Segment Start: Task inputs
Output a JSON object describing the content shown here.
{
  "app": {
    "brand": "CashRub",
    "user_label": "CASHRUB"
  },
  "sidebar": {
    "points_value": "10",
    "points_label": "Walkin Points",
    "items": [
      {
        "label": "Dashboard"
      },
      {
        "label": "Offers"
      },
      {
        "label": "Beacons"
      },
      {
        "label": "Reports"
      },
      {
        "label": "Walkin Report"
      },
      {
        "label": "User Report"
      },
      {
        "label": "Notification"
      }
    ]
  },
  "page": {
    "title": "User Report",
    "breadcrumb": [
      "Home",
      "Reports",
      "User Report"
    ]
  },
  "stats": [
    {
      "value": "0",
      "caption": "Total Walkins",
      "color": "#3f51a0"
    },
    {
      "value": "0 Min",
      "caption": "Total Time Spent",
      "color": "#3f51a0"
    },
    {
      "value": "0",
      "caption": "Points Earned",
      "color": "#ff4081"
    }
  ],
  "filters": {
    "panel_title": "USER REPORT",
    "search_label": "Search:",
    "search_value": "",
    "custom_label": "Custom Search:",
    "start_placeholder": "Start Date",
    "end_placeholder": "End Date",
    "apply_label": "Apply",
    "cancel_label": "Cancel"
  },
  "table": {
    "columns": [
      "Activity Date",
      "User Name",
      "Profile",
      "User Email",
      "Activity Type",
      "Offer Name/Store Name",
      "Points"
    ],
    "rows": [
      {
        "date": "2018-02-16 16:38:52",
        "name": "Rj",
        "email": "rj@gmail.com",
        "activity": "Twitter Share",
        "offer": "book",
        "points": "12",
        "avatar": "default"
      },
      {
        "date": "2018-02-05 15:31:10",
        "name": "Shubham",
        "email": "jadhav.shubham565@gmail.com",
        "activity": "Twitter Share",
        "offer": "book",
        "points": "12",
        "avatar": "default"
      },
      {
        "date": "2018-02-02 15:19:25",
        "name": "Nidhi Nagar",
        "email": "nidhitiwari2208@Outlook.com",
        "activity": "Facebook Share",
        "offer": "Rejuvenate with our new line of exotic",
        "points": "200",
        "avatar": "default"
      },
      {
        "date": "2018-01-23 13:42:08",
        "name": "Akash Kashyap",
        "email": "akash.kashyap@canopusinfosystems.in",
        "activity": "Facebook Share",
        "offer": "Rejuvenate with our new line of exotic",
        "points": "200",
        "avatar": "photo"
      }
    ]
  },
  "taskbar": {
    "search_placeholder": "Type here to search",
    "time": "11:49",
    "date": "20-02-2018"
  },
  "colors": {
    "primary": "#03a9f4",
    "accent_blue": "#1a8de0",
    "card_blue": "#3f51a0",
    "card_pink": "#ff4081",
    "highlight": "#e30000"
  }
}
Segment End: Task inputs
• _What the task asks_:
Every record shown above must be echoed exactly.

• _Solution to this exercise_:
Output a JSON object describing the content shown here.
{
  "app": {
    "brand": "CashRub",
    "user_label": "CASHRUB"
  },
  "sidebar": {
    "points_value": "10",
    "points_label": "Walkin Points",
    "items": [
      {
        "label": "Dashboard"
      },
      {
        "label": "Offers"
      },
      {
        "label": "Beacons"
      },
      {
        "label": "Reports"
      },
      {
        "label": "Walkin Report"
      },
      {
        "label": "User Report"
      },
      {
        "label": "Notification"
      }
    ]
  },
  "page": {
    "title": "User Report",
    "breadcrumb": [
      "Home",
      "Reports",
      "User Report"
    ]
  },
  "stats": [
    {
      "value": "0",
      "caption": "Total Walkins",
      "color": "#3f51a0"
    },
    {
      "value": "0 Min",
      "caption": "Total Time Spent",
      "color": "#3f51a0"
    },
    {
      "value": "0",
      "caption": "Points Earned",
      "color": "#ff4081"
    }
  ],
  "filters": {
    "panel_title": "USER REPORT",
    "search_label": "Search:",
    "search_value": "",
    "custom_label": "Custom Search:",
    "start_placeholder": "Start Date",
    "end_placeholder": "End Date",
    "apply_label": "Apply",
    "cancel_label": "Cancel"
  },
  "table": {
    "columns": [
      "Activity Date",
      "User Name",
      "Profile",
      "User Email",
      "Activity Type",
      "Offer Name/Store Name",
      "Points"
    ],
    "rows": [
      {
        "date": "2018-02-16 16:38:52",
        "name": "Rj",
        "email": "rj@gmail.com",
        "activity": "Twitter Share",
        "offer": "book",
        "points": "12",
        "avatar": "default"
      },
      {
        "date": "2018-02-05 15:31:10",
        "name": "Shubham",
        "email": "jadhav.shubham565@gmail.com",
        "activity": "Twitter Share",
        "offer": "book",
        "points": "12",
        "avatar": "default"
      },
      {
        "date": "2018-02-02 15:19:25",
        "name": "Nidhi Nagar",
        "email": "nidhitiwari2208@Outlook.com",
        "activity": "Facebook Share",
        "offer": "Rejuvenate with our new line of exotic",
        "points": "200",
        "avatar": "default"
      },
      {
        "date": "2018-01-23 13:42:08",
        "name": "Akash Kashyap",
        "email": "akash.kashyap@canopusinfosystems.in",
        "activity": "Facebook Share",
        "offer": "Rejuvenate with our new line of exotic",
        "points": "200",
        "avatar": "photo"
      }
    ]
  },
  "taskbar": {
    "search_placeholder": "Type here to search",
    "time": "11:49",
    "date": "20-02-2018"
  },
  "colors": {
    "primary": "#03a9f4",
    "accent_blue": "#1a8de0",
    "card_blue": "#3f51a0",
    "card_pink": "#ff4081",
    "highlight": "#e30000"
  }
}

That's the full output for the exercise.